Me:- The researchers I mentioned in parts 1 and 2 were talking about people with thousands of hours of Meditation training/study. At a normal level of 30 minutes a day these researchers were talking about training for about twelve years while waiting for a good result.
The researchers proved lots of good results but were completely adrift in this area. The people whom this research is supposed to help are not looking to learn the Buddhist, Hindu or Sikh religion. They are mostly unhappy, depressed or dysfunctional and are looking for tools of change that work and do not carry lots of baggage. Baggage they do not need or want. This surplus baggage is why they are talking about thousands of hours of training. Not the 2 to 4 weeks of 30 minutes a day that Tang and I are talking about.
Thousands of hours! What an unbelievable waste of time if you are desperate for quick but real results.

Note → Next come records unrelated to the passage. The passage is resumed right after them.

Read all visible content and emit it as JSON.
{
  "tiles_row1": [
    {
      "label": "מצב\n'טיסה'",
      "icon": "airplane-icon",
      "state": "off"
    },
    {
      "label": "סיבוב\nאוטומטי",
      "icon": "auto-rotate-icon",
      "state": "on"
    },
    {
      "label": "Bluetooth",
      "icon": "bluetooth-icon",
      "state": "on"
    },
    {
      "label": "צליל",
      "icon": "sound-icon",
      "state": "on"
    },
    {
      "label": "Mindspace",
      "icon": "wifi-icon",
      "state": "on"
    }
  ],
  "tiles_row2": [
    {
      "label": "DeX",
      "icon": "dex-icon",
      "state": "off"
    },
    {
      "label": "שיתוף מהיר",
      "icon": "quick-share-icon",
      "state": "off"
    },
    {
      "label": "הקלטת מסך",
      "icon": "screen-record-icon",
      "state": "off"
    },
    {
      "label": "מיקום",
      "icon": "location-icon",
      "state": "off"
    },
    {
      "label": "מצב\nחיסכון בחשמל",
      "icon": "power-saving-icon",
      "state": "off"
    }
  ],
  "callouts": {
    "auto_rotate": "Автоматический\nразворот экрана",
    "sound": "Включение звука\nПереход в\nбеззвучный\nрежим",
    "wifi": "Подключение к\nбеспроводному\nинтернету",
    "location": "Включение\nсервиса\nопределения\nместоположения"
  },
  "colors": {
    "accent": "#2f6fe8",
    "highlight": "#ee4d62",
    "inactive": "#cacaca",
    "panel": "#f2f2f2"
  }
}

Don’t get me wrong. Religion will give some people some help and happiness. But the right type of clean, pure meditation will completely change most people. If you are looking for Happiness that you can use to move your life forward and the strong, agile and flexible mind that will allow you to grow and use that Happiness then you must choose carefully. If you are looking for therapeutic tools of change choose a Meditation that is not a part of a religion.
Why not Join The Happy People? It’s FREE and you can use the nearly 300 blog posts that will help you make the changes that you want in your life. Even if you never join The Happy People, you can read the blog LOL. We are here to make friends not money.
Me:- There is a vast amount of information in the article, including:
……..changes in brain structure ……….Participants’ brains, in effect, were becoming more organized through meditation.
APS Fellow Randall W. Engle, from the Georgia Institute of Technology, focused on a different method for mental improvement. He developed a cognitive training strategy designed to enhance working memory capacity.
Me:- The more powerful your brain, the better you can use it for Meditation and building Happiness.
Using arduous memory tests (and generous financial compensation),……..Of course, training can have impressive returns, especially when participants are paid for performing better.
……APS Fellow Kramer’s research suggests a physical workout could improve memory. In adults aged 59 to 80, Kramer found that walking 40 minutes a day, three times a week, helped to reverse the effects of age on brain circuits involved in attention and decision making.
Art Kramer found that walking could help reverse the effects of aging.
However, the deterioration of these networks might be reversible through exercise. Kramer asked two groups of self-identified “couch potatoes” to spend a year either walking or stretching three times a week and used fMRI to monitor the strength of brain networks at the beginning of the study, after six months, and after a year. The results were promising. The walking group improved their performance on cognitive tasks and increased the strength of certain brain networks, even to the point in which their brains resembled the brains of much younger people. Kramer also observed increases in hippocampus volume, measures of neural organization, and brain-derived neurotrophic factor in the walking group.
Me:- Great stuff!
The finding that exercise helps cognition is not new, but Kramer’s attention to the strengthening of networks suggests that the effects of exercise might be based in the same decision-making networks that allow us to play video games.
What can we learn from these disparate lines of research? Taken together, they suggest that cognitive training alone isn’t the secret to improving cognitive function. Instead, strengthening the connections between body and mind through meditation and walking may be the key to a better brain.
Me:- Why take chances? Do as I do! Do cognitive exercise ( Crosswords, Sudoku, etc. ), exercise and meditate. And of course, lots of Happiness training!